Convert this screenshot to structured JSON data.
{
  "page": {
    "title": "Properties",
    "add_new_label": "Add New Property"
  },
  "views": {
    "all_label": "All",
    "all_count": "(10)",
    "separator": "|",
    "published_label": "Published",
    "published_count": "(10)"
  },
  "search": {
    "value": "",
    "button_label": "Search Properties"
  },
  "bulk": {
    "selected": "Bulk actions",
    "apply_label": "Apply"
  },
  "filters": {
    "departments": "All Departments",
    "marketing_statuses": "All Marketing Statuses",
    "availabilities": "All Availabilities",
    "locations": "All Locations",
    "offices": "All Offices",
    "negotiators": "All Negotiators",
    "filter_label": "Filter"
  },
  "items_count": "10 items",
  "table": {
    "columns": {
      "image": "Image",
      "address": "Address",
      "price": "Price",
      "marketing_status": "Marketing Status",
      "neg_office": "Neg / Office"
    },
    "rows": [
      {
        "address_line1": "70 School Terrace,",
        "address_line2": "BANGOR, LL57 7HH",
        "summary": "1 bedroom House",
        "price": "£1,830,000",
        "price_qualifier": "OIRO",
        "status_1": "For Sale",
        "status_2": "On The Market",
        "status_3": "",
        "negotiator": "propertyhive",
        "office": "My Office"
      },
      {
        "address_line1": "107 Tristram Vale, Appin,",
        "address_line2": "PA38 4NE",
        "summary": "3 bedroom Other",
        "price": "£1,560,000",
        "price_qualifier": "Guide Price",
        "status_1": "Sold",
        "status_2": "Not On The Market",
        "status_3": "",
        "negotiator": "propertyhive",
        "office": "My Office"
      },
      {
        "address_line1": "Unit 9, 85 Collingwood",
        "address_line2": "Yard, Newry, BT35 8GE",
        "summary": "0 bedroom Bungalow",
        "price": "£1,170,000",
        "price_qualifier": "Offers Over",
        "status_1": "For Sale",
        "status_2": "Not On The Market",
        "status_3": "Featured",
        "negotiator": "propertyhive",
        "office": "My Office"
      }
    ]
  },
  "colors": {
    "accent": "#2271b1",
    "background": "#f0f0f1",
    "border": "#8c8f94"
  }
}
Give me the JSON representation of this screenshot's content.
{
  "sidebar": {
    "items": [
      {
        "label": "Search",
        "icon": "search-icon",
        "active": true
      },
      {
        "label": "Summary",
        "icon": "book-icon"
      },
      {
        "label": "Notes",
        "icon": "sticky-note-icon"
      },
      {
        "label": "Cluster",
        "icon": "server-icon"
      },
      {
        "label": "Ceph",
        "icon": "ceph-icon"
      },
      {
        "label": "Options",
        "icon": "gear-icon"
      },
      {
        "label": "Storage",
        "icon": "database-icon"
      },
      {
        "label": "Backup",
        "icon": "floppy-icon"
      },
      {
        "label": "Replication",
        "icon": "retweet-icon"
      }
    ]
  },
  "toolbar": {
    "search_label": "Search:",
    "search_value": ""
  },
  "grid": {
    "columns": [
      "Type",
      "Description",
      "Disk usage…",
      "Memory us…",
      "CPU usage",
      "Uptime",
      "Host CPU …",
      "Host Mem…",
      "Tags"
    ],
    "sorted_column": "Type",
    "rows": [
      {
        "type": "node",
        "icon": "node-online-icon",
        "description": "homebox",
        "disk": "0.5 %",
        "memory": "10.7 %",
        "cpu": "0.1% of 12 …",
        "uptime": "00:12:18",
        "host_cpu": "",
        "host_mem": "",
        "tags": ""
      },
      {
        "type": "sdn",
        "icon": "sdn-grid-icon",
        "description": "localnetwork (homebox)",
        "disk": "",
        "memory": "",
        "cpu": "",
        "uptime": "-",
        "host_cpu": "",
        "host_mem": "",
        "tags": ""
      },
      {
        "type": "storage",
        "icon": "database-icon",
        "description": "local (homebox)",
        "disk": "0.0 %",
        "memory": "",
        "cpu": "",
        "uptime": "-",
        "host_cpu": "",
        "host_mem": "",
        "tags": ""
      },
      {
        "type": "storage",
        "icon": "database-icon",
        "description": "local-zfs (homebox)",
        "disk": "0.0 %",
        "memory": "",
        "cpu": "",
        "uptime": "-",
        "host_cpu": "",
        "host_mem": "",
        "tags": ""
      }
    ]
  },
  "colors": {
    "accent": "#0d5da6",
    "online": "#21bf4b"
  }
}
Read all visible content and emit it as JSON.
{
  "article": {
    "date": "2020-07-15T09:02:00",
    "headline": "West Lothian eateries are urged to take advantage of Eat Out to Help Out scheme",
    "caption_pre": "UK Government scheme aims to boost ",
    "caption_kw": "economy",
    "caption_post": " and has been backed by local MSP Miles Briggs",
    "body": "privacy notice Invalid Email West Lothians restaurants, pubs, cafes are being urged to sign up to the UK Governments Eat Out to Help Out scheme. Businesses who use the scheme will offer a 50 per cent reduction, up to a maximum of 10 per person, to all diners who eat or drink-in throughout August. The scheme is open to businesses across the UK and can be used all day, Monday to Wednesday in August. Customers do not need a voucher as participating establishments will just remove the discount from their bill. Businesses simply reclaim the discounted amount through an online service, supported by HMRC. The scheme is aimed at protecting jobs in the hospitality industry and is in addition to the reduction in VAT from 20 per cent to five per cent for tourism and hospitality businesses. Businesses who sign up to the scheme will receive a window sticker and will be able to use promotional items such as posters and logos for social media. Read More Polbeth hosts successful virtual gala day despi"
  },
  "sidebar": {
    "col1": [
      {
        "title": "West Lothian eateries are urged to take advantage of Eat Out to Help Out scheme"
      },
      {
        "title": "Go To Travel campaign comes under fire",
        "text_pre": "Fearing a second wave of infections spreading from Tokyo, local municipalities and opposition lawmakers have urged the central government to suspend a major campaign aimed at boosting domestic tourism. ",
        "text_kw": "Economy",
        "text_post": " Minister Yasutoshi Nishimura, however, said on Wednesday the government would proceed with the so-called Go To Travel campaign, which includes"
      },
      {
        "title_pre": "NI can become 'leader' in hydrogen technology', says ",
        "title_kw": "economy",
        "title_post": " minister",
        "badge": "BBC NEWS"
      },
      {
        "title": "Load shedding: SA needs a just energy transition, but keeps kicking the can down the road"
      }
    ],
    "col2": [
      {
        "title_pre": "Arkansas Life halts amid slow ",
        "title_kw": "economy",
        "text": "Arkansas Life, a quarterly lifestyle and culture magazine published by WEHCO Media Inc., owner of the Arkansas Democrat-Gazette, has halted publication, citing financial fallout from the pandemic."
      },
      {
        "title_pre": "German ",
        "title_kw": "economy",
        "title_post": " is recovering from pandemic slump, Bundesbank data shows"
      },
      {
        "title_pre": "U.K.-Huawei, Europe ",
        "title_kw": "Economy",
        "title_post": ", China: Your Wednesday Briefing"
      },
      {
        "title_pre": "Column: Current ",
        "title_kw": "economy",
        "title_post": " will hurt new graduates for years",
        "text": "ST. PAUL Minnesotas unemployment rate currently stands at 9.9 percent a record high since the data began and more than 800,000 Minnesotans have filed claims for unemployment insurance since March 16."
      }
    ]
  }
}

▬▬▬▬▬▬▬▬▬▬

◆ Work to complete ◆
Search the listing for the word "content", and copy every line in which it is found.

◆ Final answer ◆
Give me the JSON representation of this screenshot's content.
Read all visible content and emit it as JSON.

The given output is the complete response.